**Material for this exercise**
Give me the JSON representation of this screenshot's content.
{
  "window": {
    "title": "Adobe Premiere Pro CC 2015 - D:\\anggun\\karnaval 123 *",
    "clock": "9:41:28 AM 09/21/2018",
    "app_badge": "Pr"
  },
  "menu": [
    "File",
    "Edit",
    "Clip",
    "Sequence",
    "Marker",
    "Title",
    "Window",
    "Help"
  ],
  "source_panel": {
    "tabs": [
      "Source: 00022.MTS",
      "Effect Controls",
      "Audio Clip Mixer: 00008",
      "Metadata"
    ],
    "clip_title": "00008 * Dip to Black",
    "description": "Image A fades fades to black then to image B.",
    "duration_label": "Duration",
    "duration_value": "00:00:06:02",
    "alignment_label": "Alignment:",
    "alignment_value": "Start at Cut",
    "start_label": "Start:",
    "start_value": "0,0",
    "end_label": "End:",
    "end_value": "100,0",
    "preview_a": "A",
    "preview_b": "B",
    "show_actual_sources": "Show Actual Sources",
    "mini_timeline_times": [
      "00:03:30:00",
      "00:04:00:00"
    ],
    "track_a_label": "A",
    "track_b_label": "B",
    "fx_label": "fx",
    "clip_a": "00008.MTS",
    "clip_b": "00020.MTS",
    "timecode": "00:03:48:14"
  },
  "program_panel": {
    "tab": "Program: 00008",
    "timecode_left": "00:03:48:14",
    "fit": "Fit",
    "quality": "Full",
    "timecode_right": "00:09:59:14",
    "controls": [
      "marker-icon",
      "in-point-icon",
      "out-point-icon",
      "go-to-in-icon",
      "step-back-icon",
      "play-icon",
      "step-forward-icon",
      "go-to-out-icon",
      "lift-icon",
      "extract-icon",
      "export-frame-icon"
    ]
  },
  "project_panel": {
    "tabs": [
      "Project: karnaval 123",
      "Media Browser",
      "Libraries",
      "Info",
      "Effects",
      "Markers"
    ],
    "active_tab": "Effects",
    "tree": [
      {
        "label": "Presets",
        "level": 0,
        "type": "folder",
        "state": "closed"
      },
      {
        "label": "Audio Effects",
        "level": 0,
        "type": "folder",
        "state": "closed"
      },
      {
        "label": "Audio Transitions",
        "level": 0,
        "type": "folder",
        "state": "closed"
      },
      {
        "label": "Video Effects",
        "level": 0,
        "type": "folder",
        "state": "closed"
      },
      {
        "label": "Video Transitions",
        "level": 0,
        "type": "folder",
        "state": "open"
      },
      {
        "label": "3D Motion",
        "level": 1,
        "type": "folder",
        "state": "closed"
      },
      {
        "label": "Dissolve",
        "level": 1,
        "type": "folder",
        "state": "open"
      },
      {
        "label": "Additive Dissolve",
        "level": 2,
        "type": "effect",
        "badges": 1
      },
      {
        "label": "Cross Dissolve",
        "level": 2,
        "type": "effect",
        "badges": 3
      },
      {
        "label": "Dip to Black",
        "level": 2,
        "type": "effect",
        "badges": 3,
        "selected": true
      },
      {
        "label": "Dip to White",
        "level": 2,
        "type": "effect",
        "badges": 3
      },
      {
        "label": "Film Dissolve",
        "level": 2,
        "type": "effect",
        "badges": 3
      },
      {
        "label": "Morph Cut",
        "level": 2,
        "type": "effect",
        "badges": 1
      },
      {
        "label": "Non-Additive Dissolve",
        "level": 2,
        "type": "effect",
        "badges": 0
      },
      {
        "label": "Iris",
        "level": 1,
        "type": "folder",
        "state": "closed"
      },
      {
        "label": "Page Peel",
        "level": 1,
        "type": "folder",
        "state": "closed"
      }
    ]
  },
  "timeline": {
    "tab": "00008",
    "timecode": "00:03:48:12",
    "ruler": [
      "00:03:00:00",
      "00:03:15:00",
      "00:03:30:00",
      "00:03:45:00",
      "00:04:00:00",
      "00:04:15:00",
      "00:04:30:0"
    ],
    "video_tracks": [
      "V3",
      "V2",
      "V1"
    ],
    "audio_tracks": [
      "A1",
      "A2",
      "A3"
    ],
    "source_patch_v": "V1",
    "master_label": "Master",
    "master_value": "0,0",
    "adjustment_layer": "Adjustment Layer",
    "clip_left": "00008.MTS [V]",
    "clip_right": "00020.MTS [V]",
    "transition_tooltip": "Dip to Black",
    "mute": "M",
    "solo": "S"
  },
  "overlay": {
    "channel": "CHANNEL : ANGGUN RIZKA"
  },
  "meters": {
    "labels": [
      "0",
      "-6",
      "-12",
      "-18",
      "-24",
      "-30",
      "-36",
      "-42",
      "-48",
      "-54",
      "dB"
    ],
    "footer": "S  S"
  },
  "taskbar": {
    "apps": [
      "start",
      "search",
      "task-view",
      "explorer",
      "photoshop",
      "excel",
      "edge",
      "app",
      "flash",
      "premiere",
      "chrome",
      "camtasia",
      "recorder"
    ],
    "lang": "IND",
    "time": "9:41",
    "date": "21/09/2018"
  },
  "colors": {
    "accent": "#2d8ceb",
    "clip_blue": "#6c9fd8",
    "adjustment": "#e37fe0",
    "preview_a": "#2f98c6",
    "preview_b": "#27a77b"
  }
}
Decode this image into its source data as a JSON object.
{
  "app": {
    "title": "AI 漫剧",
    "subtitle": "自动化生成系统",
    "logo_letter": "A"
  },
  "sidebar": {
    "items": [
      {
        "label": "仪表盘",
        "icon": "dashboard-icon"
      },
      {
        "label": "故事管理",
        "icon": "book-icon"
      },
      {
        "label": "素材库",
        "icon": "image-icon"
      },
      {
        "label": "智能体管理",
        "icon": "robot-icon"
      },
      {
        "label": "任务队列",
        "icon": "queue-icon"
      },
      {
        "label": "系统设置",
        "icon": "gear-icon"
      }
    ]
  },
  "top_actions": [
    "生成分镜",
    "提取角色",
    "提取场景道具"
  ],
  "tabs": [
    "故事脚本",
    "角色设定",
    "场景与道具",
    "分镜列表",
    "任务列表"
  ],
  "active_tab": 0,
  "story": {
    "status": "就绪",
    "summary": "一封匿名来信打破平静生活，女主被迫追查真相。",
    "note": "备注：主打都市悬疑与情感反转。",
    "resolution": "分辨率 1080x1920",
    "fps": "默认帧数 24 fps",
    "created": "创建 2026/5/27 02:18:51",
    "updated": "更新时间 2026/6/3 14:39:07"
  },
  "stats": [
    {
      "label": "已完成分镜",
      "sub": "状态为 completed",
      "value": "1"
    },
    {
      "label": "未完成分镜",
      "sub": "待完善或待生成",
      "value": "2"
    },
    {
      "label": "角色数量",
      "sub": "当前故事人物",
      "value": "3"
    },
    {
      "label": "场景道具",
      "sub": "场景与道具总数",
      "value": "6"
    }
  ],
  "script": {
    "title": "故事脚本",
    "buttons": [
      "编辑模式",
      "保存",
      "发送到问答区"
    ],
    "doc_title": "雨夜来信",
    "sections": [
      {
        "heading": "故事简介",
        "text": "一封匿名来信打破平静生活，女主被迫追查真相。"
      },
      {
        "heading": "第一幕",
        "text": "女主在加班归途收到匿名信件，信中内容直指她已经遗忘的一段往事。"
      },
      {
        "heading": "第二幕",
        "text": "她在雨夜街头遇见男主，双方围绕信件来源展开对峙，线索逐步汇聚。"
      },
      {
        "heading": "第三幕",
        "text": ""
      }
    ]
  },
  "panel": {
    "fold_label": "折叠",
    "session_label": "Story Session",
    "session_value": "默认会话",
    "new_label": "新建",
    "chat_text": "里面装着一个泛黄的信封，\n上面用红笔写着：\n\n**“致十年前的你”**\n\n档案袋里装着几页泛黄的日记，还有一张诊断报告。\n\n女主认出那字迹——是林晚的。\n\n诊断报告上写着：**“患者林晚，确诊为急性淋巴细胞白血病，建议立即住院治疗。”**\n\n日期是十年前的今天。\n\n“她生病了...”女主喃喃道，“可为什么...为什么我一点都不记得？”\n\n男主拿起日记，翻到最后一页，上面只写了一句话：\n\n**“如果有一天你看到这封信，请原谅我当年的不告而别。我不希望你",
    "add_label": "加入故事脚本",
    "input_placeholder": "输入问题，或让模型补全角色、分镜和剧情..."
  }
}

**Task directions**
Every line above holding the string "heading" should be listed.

**Written response**
        "heading": "故事简介",
        "heading": "第一幕",
        "heading": "第二幕",
        "heading": "第三幕",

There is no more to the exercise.